* **WHAT THE TASK REQUIRES**
Read the listing below and copy out every line that holds "price".

* **PROVIDED RECORDS**
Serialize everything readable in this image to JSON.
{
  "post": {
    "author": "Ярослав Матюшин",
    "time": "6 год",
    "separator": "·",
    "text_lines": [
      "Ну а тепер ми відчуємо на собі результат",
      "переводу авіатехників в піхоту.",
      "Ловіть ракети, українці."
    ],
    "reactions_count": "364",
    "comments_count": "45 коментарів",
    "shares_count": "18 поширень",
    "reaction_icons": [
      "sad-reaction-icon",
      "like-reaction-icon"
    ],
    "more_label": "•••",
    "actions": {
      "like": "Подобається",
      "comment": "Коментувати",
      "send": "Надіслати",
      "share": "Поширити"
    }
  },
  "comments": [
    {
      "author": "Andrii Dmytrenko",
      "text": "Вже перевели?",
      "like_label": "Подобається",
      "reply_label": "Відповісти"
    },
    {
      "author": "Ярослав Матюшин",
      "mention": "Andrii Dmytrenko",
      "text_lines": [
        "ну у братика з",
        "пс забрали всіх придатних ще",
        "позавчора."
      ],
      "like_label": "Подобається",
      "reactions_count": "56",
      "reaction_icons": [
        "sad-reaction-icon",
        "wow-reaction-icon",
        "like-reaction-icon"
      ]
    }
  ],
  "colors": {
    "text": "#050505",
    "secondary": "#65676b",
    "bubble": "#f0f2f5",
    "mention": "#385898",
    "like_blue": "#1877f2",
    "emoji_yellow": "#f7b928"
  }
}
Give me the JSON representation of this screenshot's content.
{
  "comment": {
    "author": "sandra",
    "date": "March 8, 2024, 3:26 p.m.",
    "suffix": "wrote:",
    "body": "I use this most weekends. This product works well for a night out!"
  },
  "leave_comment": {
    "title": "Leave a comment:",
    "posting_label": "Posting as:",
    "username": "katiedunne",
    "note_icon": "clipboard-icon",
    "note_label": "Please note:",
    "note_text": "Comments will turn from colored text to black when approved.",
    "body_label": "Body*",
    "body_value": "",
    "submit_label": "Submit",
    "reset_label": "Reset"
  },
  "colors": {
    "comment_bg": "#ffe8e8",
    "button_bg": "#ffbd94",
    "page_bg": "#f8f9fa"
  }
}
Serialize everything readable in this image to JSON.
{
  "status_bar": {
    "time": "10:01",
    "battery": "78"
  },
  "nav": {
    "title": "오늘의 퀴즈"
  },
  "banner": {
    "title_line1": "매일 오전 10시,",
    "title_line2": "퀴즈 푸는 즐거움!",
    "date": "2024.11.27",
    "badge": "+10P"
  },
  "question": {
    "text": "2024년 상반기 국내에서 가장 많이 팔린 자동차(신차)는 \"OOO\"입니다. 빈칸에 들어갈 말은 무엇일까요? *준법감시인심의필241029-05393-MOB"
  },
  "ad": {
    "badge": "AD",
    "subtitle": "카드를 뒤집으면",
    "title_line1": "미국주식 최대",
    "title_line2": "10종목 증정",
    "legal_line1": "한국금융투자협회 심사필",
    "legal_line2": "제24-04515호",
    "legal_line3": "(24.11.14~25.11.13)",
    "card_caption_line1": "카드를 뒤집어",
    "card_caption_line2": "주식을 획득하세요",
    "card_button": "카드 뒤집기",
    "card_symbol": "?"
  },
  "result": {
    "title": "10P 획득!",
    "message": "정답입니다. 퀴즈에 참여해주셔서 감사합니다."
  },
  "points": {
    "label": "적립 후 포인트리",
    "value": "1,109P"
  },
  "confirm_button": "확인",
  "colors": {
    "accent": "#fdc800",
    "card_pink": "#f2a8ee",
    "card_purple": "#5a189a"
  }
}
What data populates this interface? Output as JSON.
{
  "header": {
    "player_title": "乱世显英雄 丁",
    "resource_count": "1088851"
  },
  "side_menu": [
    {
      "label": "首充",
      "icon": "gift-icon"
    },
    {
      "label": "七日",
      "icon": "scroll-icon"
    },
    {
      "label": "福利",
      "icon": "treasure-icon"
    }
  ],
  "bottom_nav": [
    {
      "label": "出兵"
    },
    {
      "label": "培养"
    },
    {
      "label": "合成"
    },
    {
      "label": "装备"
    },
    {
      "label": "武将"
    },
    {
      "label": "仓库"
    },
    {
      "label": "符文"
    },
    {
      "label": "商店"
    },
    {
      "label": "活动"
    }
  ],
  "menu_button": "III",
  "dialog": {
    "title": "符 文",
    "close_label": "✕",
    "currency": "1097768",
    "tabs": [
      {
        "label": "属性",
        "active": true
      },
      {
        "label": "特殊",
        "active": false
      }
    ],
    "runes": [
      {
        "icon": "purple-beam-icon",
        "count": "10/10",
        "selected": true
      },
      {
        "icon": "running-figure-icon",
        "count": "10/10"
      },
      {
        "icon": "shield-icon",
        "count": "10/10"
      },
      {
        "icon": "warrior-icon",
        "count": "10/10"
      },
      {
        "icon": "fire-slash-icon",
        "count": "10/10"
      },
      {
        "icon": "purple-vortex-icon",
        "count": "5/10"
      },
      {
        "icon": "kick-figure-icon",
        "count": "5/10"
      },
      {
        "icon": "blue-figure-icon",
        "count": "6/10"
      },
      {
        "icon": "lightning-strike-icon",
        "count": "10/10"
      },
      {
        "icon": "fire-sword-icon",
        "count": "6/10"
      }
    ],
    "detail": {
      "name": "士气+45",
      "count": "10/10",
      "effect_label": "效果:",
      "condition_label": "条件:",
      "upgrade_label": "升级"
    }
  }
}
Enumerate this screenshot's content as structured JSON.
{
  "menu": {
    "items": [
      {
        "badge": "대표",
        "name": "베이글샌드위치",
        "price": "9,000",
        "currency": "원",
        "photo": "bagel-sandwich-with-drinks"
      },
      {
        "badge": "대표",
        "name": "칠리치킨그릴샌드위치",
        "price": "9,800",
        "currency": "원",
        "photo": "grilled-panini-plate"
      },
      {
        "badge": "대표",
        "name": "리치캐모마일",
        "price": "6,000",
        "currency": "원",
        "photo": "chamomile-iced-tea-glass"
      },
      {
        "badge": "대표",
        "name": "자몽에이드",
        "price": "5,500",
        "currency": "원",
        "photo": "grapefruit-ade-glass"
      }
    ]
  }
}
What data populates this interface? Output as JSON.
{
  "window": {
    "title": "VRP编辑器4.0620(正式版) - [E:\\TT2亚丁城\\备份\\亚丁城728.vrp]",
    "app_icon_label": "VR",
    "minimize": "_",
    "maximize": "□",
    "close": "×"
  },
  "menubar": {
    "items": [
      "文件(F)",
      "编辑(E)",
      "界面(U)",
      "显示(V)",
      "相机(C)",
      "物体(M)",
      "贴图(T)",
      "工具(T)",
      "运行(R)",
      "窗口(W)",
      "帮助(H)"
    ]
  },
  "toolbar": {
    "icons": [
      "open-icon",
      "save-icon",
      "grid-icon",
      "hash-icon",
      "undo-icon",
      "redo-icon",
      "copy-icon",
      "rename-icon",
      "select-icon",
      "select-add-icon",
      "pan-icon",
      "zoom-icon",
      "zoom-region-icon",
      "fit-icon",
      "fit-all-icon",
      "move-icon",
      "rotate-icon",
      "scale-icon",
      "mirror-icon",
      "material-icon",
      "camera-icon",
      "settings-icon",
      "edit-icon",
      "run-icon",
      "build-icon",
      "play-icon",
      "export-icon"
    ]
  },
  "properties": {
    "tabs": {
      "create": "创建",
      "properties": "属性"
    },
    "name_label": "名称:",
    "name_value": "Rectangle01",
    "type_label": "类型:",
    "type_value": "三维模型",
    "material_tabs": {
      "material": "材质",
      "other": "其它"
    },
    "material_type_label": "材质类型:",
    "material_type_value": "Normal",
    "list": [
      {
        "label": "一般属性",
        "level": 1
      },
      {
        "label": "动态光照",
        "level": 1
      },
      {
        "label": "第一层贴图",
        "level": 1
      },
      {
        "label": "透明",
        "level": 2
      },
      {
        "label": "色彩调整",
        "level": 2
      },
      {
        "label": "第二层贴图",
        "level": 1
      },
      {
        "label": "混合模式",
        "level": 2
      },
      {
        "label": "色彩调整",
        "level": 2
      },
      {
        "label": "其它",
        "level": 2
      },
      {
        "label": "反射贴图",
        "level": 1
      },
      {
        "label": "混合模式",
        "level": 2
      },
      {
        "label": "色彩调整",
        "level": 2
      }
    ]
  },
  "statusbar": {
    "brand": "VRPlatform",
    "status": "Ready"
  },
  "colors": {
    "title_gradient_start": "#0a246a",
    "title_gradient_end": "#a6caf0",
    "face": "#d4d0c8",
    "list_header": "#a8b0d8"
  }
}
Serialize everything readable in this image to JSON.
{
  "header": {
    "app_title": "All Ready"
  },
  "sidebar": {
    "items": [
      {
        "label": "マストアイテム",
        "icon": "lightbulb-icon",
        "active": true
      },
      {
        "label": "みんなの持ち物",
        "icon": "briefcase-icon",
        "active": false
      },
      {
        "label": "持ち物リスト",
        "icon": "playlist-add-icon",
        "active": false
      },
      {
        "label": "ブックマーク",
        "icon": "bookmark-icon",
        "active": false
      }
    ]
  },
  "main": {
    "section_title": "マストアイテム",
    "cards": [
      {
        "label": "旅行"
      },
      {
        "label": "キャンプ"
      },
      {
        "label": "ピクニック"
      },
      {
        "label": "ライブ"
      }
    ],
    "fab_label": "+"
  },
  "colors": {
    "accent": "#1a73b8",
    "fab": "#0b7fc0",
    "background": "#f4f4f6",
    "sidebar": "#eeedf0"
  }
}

* **RESULT OF THE EXERCISE**
        "price": "9,000",
        "price": "9,800",
        "price": "6,000",
        "price": "5,500",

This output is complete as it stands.